Assignment:
Look through the entries below and report every line that has "glyph".
(Supplied information)
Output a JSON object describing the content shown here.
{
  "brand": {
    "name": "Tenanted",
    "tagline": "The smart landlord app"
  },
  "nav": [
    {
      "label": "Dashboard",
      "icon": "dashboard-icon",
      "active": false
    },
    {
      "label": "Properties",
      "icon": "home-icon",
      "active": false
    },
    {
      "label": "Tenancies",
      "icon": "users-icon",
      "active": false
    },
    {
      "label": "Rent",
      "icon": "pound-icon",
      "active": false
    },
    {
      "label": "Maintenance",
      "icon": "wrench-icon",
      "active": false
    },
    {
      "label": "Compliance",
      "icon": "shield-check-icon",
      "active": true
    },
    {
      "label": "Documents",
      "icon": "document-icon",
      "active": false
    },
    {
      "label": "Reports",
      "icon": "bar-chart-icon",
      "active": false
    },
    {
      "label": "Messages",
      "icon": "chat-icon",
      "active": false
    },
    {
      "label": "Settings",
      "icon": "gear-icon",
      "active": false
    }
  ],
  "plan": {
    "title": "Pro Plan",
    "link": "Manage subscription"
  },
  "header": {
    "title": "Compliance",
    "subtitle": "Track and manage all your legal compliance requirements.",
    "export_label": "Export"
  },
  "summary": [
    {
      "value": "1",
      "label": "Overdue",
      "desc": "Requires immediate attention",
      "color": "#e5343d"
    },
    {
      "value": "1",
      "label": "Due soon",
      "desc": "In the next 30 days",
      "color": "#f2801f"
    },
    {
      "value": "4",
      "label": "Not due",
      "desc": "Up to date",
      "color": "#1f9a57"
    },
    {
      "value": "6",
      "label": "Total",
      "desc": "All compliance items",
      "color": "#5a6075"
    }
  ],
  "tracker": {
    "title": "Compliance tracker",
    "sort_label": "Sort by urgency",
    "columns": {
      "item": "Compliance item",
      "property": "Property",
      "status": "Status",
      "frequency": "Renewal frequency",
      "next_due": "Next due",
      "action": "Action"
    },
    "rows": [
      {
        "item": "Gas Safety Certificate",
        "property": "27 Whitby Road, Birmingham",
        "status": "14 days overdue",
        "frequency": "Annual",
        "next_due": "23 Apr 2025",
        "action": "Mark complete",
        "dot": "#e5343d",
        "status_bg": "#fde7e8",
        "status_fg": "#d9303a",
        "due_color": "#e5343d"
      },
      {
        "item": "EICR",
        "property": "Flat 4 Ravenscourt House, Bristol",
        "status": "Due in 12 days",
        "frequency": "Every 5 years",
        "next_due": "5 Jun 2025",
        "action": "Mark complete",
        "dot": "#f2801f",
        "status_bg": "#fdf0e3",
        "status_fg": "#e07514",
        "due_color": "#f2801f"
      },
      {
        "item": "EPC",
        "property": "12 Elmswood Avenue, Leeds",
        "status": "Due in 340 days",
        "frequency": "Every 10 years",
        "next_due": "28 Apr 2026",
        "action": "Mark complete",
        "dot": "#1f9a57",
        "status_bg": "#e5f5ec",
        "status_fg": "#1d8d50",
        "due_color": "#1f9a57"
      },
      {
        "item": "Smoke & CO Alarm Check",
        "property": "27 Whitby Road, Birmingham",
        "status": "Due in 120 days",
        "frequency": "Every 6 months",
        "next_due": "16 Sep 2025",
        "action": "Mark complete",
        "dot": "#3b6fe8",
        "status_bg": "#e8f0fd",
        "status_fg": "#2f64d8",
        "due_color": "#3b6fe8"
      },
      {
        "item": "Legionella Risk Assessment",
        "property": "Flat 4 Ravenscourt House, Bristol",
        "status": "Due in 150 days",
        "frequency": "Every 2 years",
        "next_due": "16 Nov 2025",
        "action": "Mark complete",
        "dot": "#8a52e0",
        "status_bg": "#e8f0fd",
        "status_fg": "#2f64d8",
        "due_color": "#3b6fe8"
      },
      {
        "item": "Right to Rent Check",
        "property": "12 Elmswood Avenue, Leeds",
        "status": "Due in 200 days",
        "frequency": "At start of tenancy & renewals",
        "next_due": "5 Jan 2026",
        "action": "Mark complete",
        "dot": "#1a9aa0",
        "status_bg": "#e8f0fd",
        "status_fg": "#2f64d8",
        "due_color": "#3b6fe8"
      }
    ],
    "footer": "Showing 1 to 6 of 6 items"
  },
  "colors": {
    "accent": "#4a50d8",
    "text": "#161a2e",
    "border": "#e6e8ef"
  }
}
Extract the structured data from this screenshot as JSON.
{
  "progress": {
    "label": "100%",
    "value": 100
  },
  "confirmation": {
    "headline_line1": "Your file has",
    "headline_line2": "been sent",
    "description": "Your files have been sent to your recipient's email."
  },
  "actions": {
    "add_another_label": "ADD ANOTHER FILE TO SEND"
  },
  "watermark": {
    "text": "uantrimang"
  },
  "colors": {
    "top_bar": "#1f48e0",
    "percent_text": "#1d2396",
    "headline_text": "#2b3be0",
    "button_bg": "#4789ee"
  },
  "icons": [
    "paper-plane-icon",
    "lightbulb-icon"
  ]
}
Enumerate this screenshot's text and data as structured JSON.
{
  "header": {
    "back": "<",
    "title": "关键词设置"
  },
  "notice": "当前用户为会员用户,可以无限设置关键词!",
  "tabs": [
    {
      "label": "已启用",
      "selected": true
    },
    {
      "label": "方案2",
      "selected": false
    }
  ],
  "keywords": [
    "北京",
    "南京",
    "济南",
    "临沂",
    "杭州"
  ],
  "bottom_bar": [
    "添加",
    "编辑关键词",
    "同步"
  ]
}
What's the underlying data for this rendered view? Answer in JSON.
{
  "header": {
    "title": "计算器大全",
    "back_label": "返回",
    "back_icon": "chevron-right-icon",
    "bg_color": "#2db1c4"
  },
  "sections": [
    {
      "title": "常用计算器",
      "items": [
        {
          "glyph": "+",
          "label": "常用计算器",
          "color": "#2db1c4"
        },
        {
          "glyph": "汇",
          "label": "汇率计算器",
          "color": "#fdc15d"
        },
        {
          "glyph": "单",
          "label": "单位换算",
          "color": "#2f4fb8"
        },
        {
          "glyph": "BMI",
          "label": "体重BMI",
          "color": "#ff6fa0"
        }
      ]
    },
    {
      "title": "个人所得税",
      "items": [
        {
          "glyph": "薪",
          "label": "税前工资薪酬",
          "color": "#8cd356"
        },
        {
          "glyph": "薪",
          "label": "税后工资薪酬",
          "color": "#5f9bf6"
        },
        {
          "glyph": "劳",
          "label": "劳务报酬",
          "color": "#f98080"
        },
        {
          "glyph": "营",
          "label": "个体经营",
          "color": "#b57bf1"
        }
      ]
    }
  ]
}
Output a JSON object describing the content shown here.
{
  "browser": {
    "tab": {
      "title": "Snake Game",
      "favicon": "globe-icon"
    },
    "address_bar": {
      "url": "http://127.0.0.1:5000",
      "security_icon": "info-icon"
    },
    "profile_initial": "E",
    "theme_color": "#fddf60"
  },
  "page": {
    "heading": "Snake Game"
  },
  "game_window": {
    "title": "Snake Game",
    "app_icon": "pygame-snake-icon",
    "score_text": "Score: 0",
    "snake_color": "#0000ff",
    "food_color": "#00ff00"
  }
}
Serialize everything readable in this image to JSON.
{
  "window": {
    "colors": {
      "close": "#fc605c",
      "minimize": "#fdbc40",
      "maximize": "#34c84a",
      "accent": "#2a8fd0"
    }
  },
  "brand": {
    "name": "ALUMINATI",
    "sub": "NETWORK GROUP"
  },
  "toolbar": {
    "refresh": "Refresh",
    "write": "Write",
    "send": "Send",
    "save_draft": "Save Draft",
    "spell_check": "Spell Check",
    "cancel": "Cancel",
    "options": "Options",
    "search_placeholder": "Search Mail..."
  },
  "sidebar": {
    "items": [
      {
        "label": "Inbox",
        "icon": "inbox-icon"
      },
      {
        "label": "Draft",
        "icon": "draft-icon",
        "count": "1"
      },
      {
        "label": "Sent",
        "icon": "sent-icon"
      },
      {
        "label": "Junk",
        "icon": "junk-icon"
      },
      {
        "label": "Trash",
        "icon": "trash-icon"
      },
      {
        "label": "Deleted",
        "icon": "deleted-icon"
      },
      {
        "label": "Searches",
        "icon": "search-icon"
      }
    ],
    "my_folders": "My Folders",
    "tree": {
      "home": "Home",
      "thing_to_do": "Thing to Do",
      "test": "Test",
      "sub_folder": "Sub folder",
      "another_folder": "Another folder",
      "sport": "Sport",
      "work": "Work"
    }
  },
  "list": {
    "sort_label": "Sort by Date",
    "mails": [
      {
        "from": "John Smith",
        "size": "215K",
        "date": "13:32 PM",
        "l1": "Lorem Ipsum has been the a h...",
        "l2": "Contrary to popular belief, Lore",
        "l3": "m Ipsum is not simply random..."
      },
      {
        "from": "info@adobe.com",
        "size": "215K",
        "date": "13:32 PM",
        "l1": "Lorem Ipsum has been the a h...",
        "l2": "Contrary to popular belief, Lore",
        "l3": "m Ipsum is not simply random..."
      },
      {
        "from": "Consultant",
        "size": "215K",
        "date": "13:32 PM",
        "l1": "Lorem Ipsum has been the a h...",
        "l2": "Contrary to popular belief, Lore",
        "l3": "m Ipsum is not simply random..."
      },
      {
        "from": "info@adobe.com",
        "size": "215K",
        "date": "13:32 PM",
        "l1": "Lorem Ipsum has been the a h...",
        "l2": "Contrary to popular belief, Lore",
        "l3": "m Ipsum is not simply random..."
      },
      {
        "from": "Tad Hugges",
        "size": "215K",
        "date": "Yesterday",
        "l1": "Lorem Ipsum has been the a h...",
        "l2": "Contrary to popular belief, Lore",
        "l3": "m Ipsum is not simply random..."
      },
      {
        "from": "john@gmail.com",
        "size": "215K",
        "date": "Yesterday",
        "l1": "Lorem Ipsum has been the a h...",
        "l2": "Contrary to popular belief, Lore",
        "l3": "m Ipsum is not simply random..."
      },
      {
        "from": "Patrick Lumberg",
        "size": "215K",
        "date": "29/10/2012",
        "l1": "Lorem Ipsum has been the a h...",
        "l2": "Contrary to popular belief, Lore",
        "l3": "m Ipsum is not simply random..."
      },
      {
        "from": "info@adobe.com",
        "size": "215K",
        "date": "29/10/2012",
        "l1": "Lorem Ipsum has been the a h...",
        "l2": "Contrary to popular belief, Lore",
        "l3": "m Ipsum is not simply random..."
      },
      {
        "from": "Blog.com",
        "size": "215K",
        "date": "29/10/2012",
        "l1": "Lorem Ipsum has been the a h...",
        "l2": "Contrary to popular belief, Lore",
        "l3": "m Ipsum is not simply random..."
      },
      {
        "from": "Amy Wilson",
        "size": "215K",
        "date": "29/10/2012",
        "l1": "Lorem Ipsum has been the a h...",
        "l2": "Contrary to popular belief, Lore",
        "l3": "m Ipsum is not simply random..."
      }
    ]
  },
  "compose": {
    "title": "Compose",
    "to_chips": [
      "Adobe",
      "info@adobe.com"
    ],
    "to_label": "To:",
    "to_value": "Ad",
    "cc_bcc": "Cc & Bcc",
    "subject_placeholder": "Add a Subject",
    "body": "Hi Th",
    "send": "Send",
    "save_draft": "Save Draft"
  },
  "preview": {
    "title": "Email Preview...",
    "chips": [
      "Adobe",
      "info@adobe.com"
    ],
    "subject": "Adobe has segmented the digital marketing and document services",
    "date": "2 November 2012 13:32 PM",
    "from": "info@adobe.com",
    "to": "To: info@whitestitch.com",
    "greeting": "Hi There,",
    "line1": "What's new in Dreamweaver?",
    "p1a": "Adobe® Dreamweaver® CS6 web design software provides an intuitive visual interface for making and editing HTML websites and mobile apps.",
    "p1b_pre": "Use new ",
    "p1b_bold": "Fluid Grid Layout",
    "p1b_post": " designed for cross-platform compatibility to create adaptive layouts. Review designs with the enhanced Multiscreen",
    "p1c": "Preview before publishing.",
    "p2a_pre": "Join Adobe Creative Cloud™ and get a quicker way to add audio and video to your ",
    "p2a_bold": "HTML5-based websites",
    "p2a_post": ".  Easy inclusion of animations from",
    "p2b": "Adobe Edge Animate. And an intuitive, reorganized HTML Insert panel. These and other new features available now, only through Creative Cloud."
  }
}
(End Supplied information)
Response:
          "glyph": "+",
          "glyph": "汇",
          "glyph": "单",
          "glyph": "BMI",
          "glyph": "薪",
          "glyph": "薪",
          "glyph": "劳",
          "glyph": "营",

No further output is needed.